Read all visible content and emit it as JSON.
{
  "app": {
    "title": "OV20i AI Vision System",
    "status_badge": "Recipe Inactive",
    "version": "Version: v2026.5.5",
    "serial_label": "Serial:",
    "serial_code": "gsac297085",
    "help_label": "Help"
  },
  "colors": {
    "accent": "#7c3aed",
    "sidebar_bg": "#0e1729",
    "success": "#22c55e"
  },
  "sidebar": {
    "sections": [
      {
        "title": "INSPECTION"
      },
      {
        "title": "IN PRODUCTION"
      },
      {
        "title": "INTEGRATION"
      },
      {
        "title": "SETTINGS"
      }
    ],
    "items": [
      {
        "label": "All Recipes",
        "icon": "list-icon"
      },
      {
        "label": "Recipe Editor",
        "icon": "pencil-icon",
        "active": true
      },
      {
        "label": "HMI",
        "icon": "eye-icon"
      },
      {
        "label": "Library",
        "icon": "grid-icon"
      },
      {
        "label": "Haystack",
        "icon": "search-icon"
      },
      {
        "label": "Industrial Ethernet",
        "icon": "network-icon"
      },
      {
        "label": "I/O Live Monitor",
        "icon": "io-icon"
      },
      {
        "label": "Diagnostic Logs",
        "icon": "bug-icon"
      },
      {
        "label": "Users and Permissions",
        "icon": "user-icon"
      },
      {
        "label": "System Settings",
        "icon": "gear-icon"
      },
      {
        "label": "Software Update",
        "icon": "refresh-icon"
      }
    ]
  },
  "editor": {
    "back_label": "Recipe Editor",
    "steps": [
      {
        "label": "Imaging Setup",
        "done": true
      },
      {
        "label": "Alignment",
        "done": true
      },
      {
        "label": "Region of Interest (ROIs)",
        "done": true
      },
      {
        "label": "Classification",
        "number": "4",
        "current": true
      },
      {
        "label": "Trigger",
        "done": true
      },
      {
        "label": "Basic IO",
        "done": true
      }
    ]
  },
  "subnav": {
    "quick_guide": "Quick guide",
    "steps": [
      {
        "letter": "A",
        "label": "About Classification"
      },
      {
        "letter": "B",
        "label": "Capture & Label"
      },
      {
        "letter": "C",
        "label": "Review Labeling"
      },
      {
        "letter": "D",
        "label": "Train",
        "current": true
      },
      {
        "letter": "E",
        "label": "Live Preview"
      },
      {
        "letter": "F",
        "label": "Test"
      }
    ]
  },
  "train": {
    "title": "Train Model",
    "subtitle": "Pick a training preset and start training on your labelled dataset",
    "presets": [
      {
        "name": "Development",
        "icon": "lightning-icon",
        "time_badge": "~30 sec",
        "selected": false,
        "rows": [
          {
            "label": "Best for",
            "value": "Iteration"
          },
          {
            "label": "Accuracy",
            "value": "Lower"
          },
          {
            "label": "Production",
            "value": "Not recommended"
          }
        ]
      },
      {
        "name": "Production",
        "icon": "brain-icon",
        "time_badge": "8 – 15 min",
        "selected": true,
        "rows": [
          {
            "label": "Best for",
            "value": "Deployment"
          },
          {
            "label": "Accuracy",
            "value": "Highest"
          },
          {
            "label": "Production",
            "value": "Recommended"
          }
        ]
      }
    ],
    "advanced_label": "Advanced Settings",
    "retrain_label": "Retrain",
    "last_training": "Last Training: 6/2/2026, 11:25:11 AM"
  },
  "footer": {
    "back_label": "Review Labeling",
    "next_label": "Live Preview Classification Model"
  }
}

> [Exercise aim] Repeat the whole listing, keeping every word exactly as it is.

> [Response below]
Read all visible content and emit it as JSON.
{
  "app": {
    "title": "OV20i AI Vision System",
    "status_badge": "Recipe Inactive",
    "version": "Version: v2026.5.5",
    "serial_label": "Serial:",
    "serial_code": "gsac297085",
    "help_label": "Help"
  },
  "colors": {
    "accent": "#7c3aed",
    "sidebar_bg": "#0e1729",
    "success": "#22c55e"
  },
  "sidebar": {
    "sections": [
      {
        "title": "INSPECTION"
      },
      {
        "title": "IN PRODUCTION"
      },
      {
        "title": "INTEGRATION"
      },
      {
        "title": "SETTINGS"
      }
    ],
    "items": [
      {
        "label": "All Recipes",
        "icon": "list-icon"
      },
      {
        "label": "Recipe Editor",
        "icon": "pencil-icon",
        "active": true
      },
      {
        "label": "HMI",
        "icon": "eye-icon"
      },
      {
        "label": "Library",
        "icon": "grid-icon"
      },
      {
        "label": "Haystack",
        "icon": "search-icon"
      },
      {
        "label": "Industrial Ethernet",
        "icon": "network-icon"
      },
      {
        "label": "I/O Live Monitor",
        "icon": "io-icon"
      },
      {
        "label": "Diagnostic Logs",
        "icon": "bug-icon"
      },
      {
        "label": "Users and Permissions",
        "icon": "user-icon"
      },
      {
        "label": "System Settings",
        "icon": "gear-icon"
      },
      {
        "label": "Software Update",
        "icon": "refresh-icon"
      }
    ]
  },
  "editor": {
    "back_label": "Recipe Editor",
    "steps": [
      {
        "label": "Imaging Setup",
        "done": true
      },
      {
        "label": "Alignment",
        "done": true
      },
      {
        "label": "Region of Interest (ROIs)",
        "done": true
      },
      {
        "label": "Classification",
        "number": "4",
        "current": true
      },
      {
        "label": "Trigger",
        "done": true
      },
      {
        "label": "Basic IO",
        "done": true
      }
    ]
  },
  "subnav": {
    "quick_guide": "Quick guide",
    "steps": [
      {
        "letter": "A",
        "label": "About Classification"
      },
      {
        "letter": "B",
        "label": "Capture & Label"
      },
      {
        "letter": "C",
        "label": "Review Labeling"
      },
      {
        "letter": "D",
        "label": "Train",
        "current": true
      },
      {
        "letter": "E",
        "label": "Live Preview"
      },
      {
        "letter": "F",
        "label": "Test"
      }
    ]
  },
  "train": {
    "title": "Train Model",
    "subtitle": "Pick a training preset and start training on your labelled dataset",
    "presets": [
      {
        "name": "Development",
        "icon": "lightning-icon",
        "time_badge": "~30 sec",
        "selected": false,
        "rows": [
          {
            "label": "Best for",
            "value": "Iteration"
          },
          {
            "label": "Accuracy",
            "value": "Lower"
          },
          {
            "label": "Production",
            "value": "Not recommended"
          }
        ]
      },
      {
        "name": "Production",
        "icon": "brain-icon",
        "time_badge": "8 – 15 min",
        "selected": true,
        "rows": [
          {
            "label": "Best for",
            "value": "Deployment"
          },
          {
            "label": "Accuracy",
            "value": "Highest"
          },
          {
            "label": "Production",
            "value": "Recommended"
          }
        ]
      }
    ],
    "advanced_label": "Advanced Settings",
    "retrain_label": "Retrain",
    "last_training": "Last Training: 6/2/2026, 11:25:11 AM"
  },
  "footer": {
    "back_label": "Review Labeling",
    "next_label": "Live Preview Classification Model"
  }
}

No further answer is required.